# ASSIGNMENT
Pick out each line in these entries that contains the string "this".

(DATASET CONTENT begins)

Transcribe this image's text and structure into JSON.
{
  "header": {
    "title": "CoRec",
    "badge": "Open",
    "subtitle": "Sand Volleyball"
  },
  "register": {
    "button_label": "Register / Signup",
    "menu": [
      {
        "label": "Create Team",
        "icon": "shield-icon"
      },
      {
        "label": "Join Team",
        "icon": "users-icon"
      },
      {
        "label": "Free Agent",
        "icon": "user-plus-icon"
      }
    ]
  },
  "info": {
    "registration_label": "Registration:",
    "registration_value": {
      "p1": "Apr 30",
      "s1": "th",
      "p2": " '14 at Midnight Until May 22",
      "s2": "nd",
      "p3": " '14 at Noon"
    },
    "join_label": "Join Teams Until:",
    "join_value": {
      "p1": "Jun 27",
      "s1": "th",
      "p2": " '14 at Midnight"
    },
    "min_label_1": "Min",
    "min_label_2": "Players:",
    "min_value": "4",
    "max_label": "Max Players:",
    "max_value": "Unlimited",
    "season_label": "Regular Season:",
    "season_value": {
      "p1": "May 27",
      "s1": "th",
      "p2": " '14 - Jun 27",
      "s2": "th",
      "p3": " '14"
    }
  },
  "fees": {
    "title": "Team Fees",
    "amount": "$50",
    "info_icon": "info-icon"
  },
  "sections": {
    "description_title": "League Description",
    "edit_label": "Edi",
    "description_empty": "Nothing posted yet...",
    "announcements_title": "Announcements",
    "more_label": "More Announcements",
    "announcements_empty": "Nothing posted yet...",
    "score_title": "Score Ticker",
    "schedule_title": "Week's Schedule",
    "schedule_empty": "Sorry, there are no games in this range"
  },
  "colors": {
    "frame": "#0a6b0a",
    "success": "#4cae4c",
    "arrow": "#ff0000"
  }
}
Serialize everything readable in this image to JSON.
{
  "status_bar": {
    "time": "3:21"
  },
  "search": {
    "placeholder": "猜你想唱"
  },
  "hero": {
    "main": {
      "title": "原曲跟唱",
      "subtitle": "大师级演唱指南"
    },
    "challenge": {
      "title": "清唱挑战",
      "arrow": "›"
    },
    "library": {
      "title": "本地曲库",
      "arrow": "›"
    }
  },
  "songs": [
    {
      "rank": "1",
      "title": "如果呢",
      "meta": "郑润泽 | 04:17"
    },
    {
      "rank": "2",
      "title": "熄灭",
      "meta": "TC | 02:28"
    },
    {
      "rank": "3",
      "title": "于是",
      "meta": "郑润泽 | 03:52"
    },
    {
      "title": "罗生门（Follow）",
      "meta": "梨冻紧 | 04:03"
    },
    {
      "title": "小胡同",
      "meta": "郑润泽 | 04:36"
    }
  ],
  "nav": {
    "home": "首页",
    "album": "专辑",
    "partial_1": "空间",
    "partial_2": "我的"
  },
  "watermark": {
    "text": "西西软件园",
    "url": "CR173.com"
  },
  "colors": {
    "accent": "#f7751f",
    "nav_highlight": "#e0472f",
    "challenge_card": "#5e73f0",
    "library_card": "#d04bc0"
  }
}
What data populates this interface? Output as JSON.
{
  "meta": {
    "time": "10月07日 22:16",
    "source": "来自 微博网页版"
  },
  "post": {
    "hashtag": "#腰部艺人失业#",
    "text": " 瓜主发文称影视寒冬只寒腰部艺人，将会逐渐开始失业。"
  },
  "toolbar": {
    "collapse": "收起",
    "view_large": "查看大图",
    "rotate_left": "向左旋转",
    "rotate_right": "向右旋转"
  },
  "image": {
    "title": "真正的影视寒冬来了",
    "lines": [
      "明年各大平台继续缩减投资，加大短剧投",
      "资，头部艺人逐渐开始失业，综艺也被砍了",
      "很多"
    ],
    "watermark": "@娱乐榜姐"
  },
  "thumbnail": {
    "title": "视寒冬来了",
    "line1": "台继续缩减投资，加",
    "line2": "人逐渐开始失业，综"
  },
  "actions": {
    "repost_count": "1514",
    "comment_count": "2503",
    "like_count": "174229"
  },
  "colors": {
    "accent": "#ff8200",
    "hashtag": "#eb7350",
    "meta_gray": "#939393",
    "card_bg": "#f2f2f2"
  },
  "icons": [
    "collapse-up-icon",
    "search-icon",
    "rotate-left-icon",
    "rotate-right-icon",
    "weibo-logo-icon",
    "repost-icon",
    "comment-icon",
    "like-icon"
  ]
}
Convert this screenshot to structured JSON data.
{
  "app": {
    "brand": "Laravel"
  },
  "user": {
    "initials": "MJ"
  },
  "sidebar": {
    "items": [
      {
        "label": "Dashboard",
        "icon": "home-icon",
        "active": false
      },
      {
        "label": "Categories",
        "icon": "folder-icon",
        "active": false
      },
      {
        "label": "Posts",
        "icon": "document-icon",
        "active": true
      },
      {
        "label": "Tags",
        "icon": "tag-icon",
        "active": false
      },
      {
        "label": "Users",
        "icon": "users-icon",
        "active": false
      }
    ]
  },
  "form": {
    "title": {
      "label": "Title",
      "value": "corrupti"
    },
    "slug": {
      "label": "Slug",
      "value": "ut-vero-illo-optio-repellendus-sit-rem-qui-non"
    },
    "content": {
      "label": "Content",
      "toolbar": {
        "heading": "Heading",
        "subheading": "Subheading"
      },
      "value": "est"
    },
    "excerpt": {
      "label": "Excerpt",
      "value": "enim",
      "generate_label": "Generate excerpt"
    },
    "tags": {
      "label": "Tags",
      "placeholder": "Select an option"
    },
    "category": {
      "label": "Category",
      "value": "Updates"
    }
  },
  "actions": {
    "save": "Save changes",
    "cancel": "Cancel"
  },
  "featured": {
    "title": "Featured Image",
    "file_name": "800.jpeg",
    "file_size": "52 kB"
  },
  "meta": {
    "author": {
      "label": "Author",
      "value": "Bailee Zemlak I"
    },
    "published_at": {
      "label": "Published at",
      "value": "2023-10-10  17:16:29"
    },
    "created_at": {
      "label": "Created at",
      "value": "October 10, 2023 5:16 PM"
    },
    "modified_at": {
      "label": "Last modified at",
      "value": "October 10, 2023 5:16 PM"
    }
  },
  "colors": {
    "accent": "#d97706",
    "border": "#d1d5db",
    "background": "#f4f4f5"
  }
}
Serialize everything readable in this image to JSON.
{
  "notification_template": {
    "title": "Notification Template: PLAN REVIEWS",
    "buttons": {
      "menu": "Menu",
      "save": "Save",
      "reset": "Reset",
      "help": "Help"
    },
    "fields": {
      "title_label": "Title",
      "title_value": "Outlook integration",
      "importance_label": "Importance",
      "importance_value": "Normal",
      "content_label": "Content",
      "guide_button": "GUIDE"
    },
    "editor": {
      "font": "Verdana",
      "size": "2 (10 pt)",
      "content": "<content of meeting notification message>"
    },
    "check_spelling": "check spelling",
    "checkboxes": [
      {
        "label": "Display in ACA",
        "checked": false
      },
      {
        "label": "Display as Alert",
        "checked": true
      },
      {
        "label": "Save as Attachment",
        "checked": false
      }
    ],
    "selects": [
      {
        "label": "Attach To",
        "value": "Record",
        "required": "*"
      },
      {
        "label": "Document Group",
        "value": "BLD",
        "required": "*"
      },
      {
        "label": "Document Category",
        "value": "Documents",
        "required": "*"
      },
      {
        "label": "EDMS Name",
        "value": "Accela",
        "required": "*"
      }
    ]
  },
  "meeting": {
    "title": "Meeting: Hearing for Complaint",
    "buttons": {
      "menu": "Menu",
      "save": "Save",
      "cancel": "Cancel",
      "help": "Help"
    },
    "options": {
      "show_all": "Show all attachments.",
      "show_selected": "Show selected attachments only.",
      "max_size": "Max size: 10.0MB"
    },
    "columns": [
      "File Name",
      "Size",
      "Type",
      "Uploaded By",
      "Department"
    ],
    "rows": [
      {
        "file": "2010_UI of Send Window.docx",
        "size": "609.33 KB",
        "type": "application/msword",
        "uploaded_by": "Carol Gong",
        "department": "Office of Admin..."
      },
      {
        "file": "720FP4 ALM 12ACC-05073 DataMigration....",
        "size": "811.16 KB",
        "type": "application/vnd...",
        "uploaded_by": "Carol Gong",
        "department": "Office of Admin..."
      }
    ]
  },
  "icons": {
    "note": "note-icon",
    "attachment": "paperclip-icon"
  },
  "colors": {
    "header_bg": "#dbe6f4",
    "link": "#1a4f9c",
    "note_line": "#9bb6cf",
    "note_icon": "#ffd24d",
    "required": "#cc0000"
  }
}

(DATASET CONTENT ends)

# EXERCISE OUTPUT
Transcribe this image's text and structure into JSON.
    "schedule_empty": "Sorry, there are no games in this range"
Serialize everything readable in this image to JSON.
What data populates this interface? Output as JSON.
Convert this screenshot to structured JSON data.
Serialize everything readable in this image to JSON.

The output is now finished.